Exact copies of all the lines below are wanted, without a single picture.
┄┄┄┄┄┄┄┄┄┄
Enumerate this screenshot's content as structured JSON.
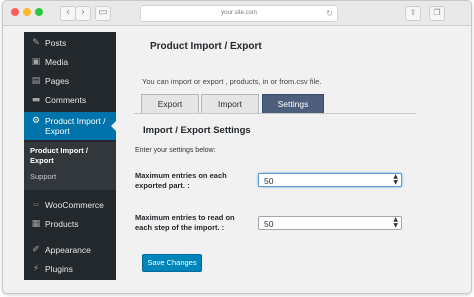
{
  "browser": {
    "url": "your site.com",
    "back_icon": "chevron-left",
    "forward_icon": "chevron-right",
    "reload_icon": "reload"
  },
  "sidebar": {
    "items": [
      {
        "label": "Posts",
        "icon": "pin-icon"
      },
      {
        "label": "Media",
        "icon": "media-icon"
      },
      {
        "label": "Pages",
        "icon": "pages-icon"
      },
      {
        "label": "Comments",
        "icon": "comments-icon"
      },
      {
        "label": "Product Import /\nExport",
        "icon": "gear-icon",
        "active": true
      },
      {
        "label": "WooCommerce",
        "icon": "woo-icon"
      },
      {
        "label": "Products",
        "icon": "products-icon"
      },
      {
        "label": "Appearance",
        "icon": "brush-icon"
      },
      {
        "label": "Plugins",
        "icon": "plugin-icon"
      }
    ],
    "submenu": [
      {
        "label": "Product Import /",
        "label2": "Export"
      },
      {
        "label": "Support"
      }
    ]
  },
  "main": {
    "title": "Product Import / Export",
    "intro": "You can import or export , products, in or from.csv file.",
    "tabs": [
      {
        "label": "Export"
      },
      {
        "label": "Import"
      },
      {
        "label": "Settings",
        "active": true
      }
    ],
    "settings_title": "Import / Export Settings",
    "settings_sub": "Enter your settings below:",
    "fields": [
      {
        "label_line1": "Maximum entries on each",
        "label_line2": "exported part.  :",
        "value": "50"
      },
      {
        "label_line1": "Maximum entries to read on",
        "label_line2": "each step of the import.  :",
        "value": "50"
      }
    ],
    "save_label": "Save Changes"
  },
  "colors": {
    "sidebar_bg": "#23282d",
    "active_bg": "#0073aa",
    "tab_active_bg": "#4e5f7d",
    "button_bg": "#0085ba"
  }
}
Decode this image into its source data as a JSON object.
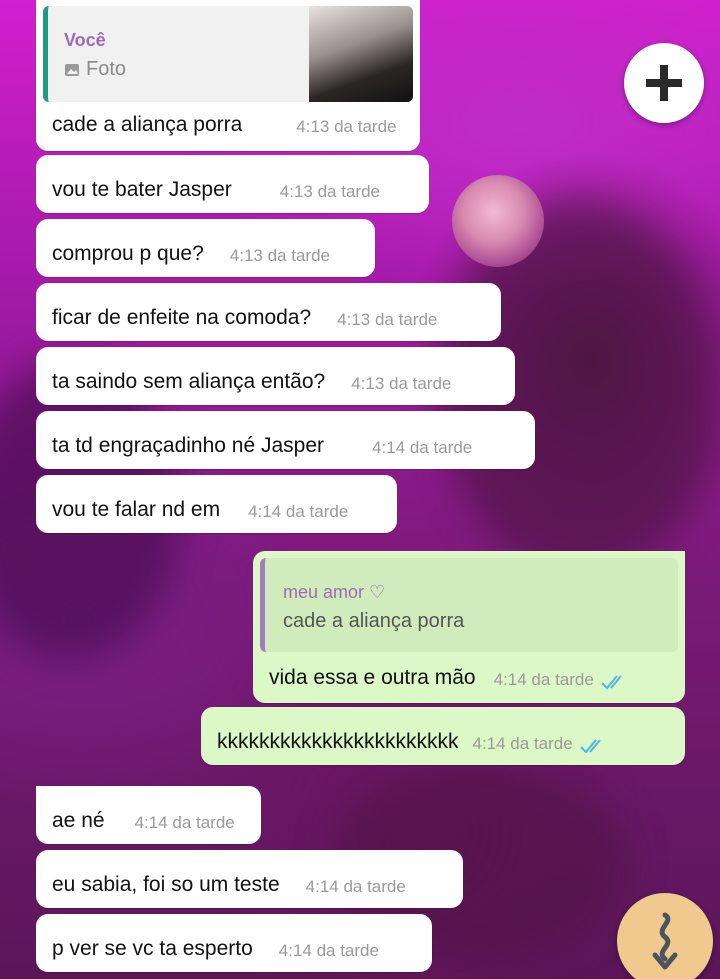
{
  "colors": {
    "incoming_bubble": "#ffffff",
    "outgoing_bubble": "#dcf8c6",
    "timestamp": "#9a9a9a",
    "read_ticks": "#4fb6ec",
    "quote_name": "#a26ab6",
    "quote_bar_incoming": "#1e9a84",
    "quote_bar_outgoing": "#a07cc0"
  },
  "icons": {
    "new_chat": "plus-icon",
    "scroll_down": "arrow-down-icon",
    "photo": "photo-icon",
    "read": "double-check-icon"
  },
  "first_message": {
    "reply_name": "Você",
    "reply_type": "Foto",
    "text": "cade a aliança porra",
    "time": "4:13 da tarde"
  },
  "messages": [
    {
      "text": "vou te bater Jasper",
      "time": "4:13 da tarde"
    },
    {
      "text": "comprou p que?",
      "time": "4:13 da tarde"
    },
    {
      "text": "ficar de enfeite na comoda?",
      "time": "4:13 da tarde"
    },
    {
      "text": "ta saindo sem aliança então?",
      "time": "4:13 da tarde"
    },
    {
      "text": "ta td engraçadinho né Jasper",
      "time": "4:14 da tarde"
    },
    {
      "text": "vou te falar nd em",
      "time": "4:14 da tarde"
    }
  ],
  "outgoing_reply": {
    "reply_name": "meu amor ♡",
    "reply_text": "cade a aliança porra",
    "text": "vida essa e outra mão",
    "time": "4:14 da tarde"
  },
  "outgoing_messages": [
    {
      "text": "kkkkkkkkkkkkkkkkkkkkkkk",
      "time": "4:14 da tarde"
    }
  ],
  "later_messages": [
    {
      "text": "ae né",
      "time": "4:14 da tarde"
    },
    {
      "text": "eu sabia, foi so um teste",
      "time": "4:14 da tarde"
    },
    {
      "text": "p ver se vc ta esperto",
      "time": "4:14 da tarde"
    }
  ]
}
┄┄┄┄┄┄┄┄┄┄
» **SOLVED PROBLEM**:
Enumerate this screenshot's content as structured JSON.
{
  "browser": {
    "url": "your site.com",
    "back_icon": "chevron-left",
    "forward_icon": "chevron-right",
    "reload_icon": "reload"
  },
  "sidebar": {
    "items": [
      {
        "label": "Posts",
        "icon": "pin-icon"
      },
      {
        "label": "Media",
        "icon": "media-icon"
      },
      {
        "label": "Pages",
        "icon": "pages-icon"
      },
      {
        "label": "Comments",
        "icon": "comments-icon"
      },
      {
        "label": "Product Import /\nExport",
        "icon": "gear-icon",
        "active": true
      },
      {
        "label": "WooCommerce",
        "icon": "woo-icon"
      },
      {
        "label": "Products",
        "icon": "products-icon"
      },
      {
        "label": "Appearance",
        "icon": "brush-icon"
      },
      {
        "label": "Plugins",
        "icon": "plugin-icon"
      }
    ],
    "submenu": [
      {
        "label": "Product Import /",
        "label2": "Export"
      },
      {
        "label": "Support"
      }
    ]
  },
  "main": {
    "title": "Product Import / Export",
    "intro": "You can import or export , products, in or from.csv file.",
    "tabs": [
      {
        "label": "Export"
      },
      {
        "label": "Import"
      },
      {
        "label": "Settings",
        "active": true
      }
    ],
    "settings_title": "Import / Export Settings",
    "settings_sub": "Enter your settings below:",
    "fields": [
      {
        "label_line1": "Maximum entries on each",
        "label_line2": "exported part.  :",
        "value": "50"
      },
      {
        "label_line1": "Maximum entries to read on",
        "label_line2": "each step of the import.  :",
        "value": "50"
      }
    ],
    "save_label": "Save Changes"
  },
  "colors": {
    "sidebar_bg": "#23282d",
    "active_bg": "#0073aa",
    "tab_active_bg": "#4e5f7d",
    "button_bg": "#0085ba"
  }
}
Decode this image into its source data as a JSON object.
{
  "colors": {
    "incoming_bubble": "#ffffff",
    "outgoing_bubble": "#dcf8c6",
    "timestamp": "#9a9a9a",
    "read_ticks": "#4fb6ec",
    "quote_name": "#a26ab6",
    "quote_bar_incoming": "#1e9a84",
    "quote_bar_outgoing": "#a07cc0"
  },
  "icons": {
    "new_chat": "plus-icon",
    "scroll_down": "arrow-down-icon",
    "photo": "photo-icon",
    "read": "double-check-icon"
  },
  "first_message": {
    "reply_name": "Você",
    "reply_type": "Foto",
    "text": "cade a aliança porra",
    "time": "4:13 da tarde"
  },
  "messages": [
    {
      "text": "vou te bater Jasper",
      "time": "4:13 da tarde"
    },
    {
      "text": "comprou p que?",
      "time": "4:13 da tarde"
    },
    {
      "text": "ficar de enfeite na comoda?",
      "time": "4:13 da tarde"
    },
    {
      "text": "ta saindo sem aliança então?",
      "time": "4:13 da tarde"
    },
    {
      "text": "ta td engraçadinho né Jasper",
      "time": "4:14 da tarde"
    },
    {
      "text": "vou te falar nd em",
      "time": "4:14 da tarde"
    }
  ],
  "outgoing_reply": {
    "reply_name": "meu amor ♡",
    "reply_text": "cade a aliança porra",
    "text": "vida essa e outra mão",
    "time": "4:14 da tarde"
  },
  "outgoing_messages": [
    {
      "text": "kkkkkkkkkkkkkkkkkkkkkkk",
      "time": "4:14 da tarde"
    }
  ],
  "later_messages": [
    {
      "text": "ae né",
      "time": "4:14 da tarde"
    },
    {
      "text": "eu sabia, foi so um teste",
      "time": "4:14 da tarde"
    },
    {
      "text": "p ver se vc ta esperto",
      "time": "4:14 da tarde"
    }
  ]
}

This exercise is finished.